Bibek Subedi: Plant Physiology First Author

Bibek Subedi, co-first author of “The START domain mediates Arabidopsis GLABRA2 dimerization and turnover independently of homeodomain DNA binding” 

Current Position: PhD candidate and Graduate Teaching/Research Assistant in Division of Biology at Kansas State University, Manhattan, Kansas, 66506 USA

Education: M. Sc. in Microbiology from Tribhuvan University, Kirtipur, Nepal

Non-scientific Interests: Hiking, Cooking spicy foods, Gardening, Music, Movies

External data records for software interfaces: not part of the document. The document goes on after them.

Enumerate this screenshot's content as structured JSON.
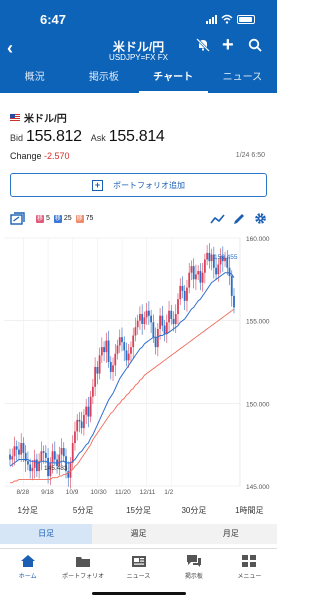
{
  "status": {
    "time": "6:47"
  },
  "header": {
    "title": "米ドル/円",
    "subtitle": "USDJPY=FX FX",
    "tabs": [
      {
        "label": "概況",
        "active": false
      },
      {
        "label": "掲示板",
        "active": false
      },
      {
        "label": "チャート",
        "active": true
      },
      {
        "label": "ニュース",
        "active": false
      }
    ]
  },
  "quote": {
    "pair": "米ドル/円",
    "bid_label": "Bid",
    "bid": "155.812",
    "ask_label": "Ask",
    "ask": "155.814",
    "change_label": "Change",
    "change": "-2.570",
    "date": "1/24 6:50",
    "portfolio_button": "ポートフォリオ追加"
  },
  "chart_toolbar": {
    "ma": [
      {
        "label": "移",
        "period": "5",
        "color": "#e25a7a"
      },
      {
        "label": "移",
        "period": "25",
        "color": "#3b78d6"
      },
      {
        "label": "移",
        "period": "75",
        "color": "#ef8b6b"
      }
    ]
  },
  "chart_data": {
    "type": "candlestick",
    "y_ticks": [
      "160.000",
      "155.000",
      "150.000",
      "145.000"
    ],
    "ylim": [
      145.0,
      160.0
    ],
    "x_ticks": [
      "8/28",
      "9/18",
      "10/9",
      "10/30",
      "11/20",
      "12/11",
      "1/2"
    ],
    "annotations": {
      "high": "159.455",
      "low": "145.483"
    },
    "ma_colors": {
      "ma5": "#e25a7a",
      "ma25": "#2f6fce",
      "ma75": "#ef6b5b"
    },
    "closes": [
      146.6,
      146.8,
      147.4,
      147.2,
      146.9,
      147.6,
      147.0,
      146.5,
      146.3,
      145.9,
      146.1,
      146.6,
      145.9,
      146.5,
      147.1,
      147.0,
      146.7,
      145.6,
      146.4,
      147.1,
      146.6,
      146.2,
      146.9,
      147.3,
      146.8,
      145.9,
      145.5,
      146.4,
      147.6,
      148.3,
      149.0,
      148.9,
      148.5,
      149.3,
      149.8,
      149.2,
      150.4,
      151.0,
      152.2,
      151.8,
      152.9,
      153.4,
      153.1,
      153.8,
      152.5,
      151.9,
      152.3,
      153.0,
      153.5,
      154.0,
      153.7,
      153.2,
      152.6,
      153.0,
      153.4,
      154.1,
      154.6,
      155.0,
      155.4,
      154.8,
      155.2,
      155.6,
      155.3,
      154.9,
      154.0,
      153.4,
      154.5,
      155.3,
      154.7,
      154.2,
      154.9,
      155.6,
      155.1,
      154.8,
      155.4,
      156.3,
      157.1,
      156.8,
      156.2,
      157.0,
      157.9,
      158.3,
      157.5,
      157.8,
      158.0,
      157.3,
      157.9,
      158.7,
      159.1,
      158.6,
      159.0,
      158.2,
      157.8,
      158.4,
      158.9,
      158.6,
      158.8,
      158.2,
      157.7,
      156.5,
      155.8
    ],
    "ma25": [
      146.2,
      146.3,
      146.4,
      146.5,
      146.6,
      146.6,
      146.6,
      146.6,
      146.6,
      146.5,
      146.5,
      146.5,
      146.4,
      146.4,
      146.5,
      146.5,
      146.5,
      146.4,
      146.4,
      146.4,
      146.4,
      146.4,
      146.4,
      146.5,
      146.5,
      146.4,
      146.4,
      146.4,
      146.5,
      146.6,
      146.8,
      147.0,
      147.1,
      147.3,
      147.5,
      147.6,
      147.9,
      148.1,
      148.4,
      148.7,
      149.0,
      149.3,
      149.6,
      149.9,
      150.2,
      150.4,
      150.6,
      150.9,
      151.2,
      151.5,
      151.7,
      151.9,
      152.1,
      152.3,
      152.5,
      152.7,
      152.9,
      153.1,
      153.3,
      153.4,
      153.6,
      153.7,
      153.8,
      153.9,
      154.0,
      154.0,
      154.0,
      154.1,
      154.1,
      154.2,
      154.2,
      154.3,
      154.4,
      154.5,
      154.6,
      154.7,
      154.9,
      155.0,
      155.1,
      155.3,
      155.5,
      155.7,
      155.8,
      156.0,
      156.2,
      156.3,
      156.5,
      156.7,
      156.9,
      157.1,
      157.3,
      157.4,
      157.5,
      157.6,
      157.7,
      157.8,
      157.9,
      157.9,
      157.9,
      157.8,
      157.6
    ],
    "ma75": [
      145.2,
      145.2,
      145.3,
      145.3,
      145.4,
      145.4,
      145.4,
      145.4,
      145.4,
      145.4,
      145.4,
      145.4,
      145.4,
      145.4,
      145.4,
      145.4,
      145.4,
      145.4,
      145.4,
      145.5,
      145.5,
      145.5,
      145.6,
      145.6,
      145.7,
      145.7,
      145.8,
      145.9,
      146.0,
      146.2,
      146.3,
      146.5,
      146.7,
      146.9,
      147.1,
      147.3,
      147.5,
      147.8,
      148.0,
      148.2,
      148.4,
      148.6,
      148.8,
      149.0,
      149.2,
      149.4,
      149.5,
      149.7,
      149.9,
      150.0,
      150.2,
      150.3,
      150.5,
      150.6,
      150.8,
      150.9,
      151.1,
      151.2,
      151.4,
      151.5,
      151.7,
      151.8,
      151.9,
      152.0,
      152.1,
      152.2,
      152.3,
      152.4,
      152.5,
      152.6,
      152.7,
      152.8,
      152.9,
      153.0,
      153.1,
      153.2,
      153.3,
      153.4,
      153.5,
      153.6,
      153.7,
      153.8,
      153.9,
      154.0,
      154.1,
      154.2,
      154.3,
      154.4,
      154.5,
      154.6,
      154.7,
      154.8,
      154.9,
      155.0,
      155.1,
      155.2,
      155.3,
      155.4,
      155.5,
      155.6,
      155.7
    ]
  },
  "periods": [
    "1分足",
    "5分足",
    "15分足",
    "30分足",
    "1時間足"
  ],
  "ranges": [
    {
      "label": "日足",
      "active": true
    },
    {
      "label": "週足",
      "active": false
    },
    {
      "label": "月足",
      "active": false
    }
  ],
  "nav": [
    {
      "label": "ホーム",
      "icon": "home-icon",
      "active": true
    },
    {
      "label": "ポートフォリオ",
      "icon": "folder-icon",
      "active": false
    },
    {
      "label": "ニュース",
      "icon": "news-icon",
      "active": false
    },
    {
      "label": "掲示板",
      "icon": "board-icon",
      "active": false
    },
    {
      "label": "メニュー",
      "icon": "menu-icon",
      "active": false
    }
  ]
}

Brief bio: Despite an early fascination on how plants grow and respond to environmental stimuli, I preferred studying microbes and their interaction with hosts for my undergraduate and master’s degrees. I focused my master’s research on the comparative study of Methicillin-Resistant Staphylococcus aureus and Coagulase Negative Staphylococci in relation to their antimicrobial resistance and the ability to form biofilms. After joining Ph.D. program at K-State in 2017, I initially worked on a project characterizing a membrane protein involved in drug efflux in Staphylococcus aureus. However, I soon became interested in plant molecular biology because of my ever-growing interest in the regulation of plant development and its importance in global food production. The overall goal of my Ph.D. project is to identify and characterize post-translational modifications controlling developmentally important class IV homeodomain leucine zipper (HD-Zip IV) transcription factors in Arabidopsis. Working in the laboratory of Dr. Kathrin Schrick, I gained expertise in plant genetics where I learned to genetically manipulate the plant model organism Arabidopsis with transgenic approaches. I have been also applying my skills on molecular cloning to carry out mutagenesis of the target genes and I have been also investigating the HD-Zip IV protein turnover in Arabidopsis using proteomics and microscopy. I believe that the findings of my Ph. D. research will provide new insight into how the protein levels of the regulators of epidermal cell differentiation are fine-tuned in plants in response to environmental stressors. My core strengths include microbiology, molecular and cell biology, biochemistry and genetics. In addition, I am equipped with scientific writing, science communication and analytical skills. I worked closely with my supervisor Dr. Kathrin Schrick and previous lab members to prepare this manuscript and I am very pleased that our work is now being published in Plant Physiology.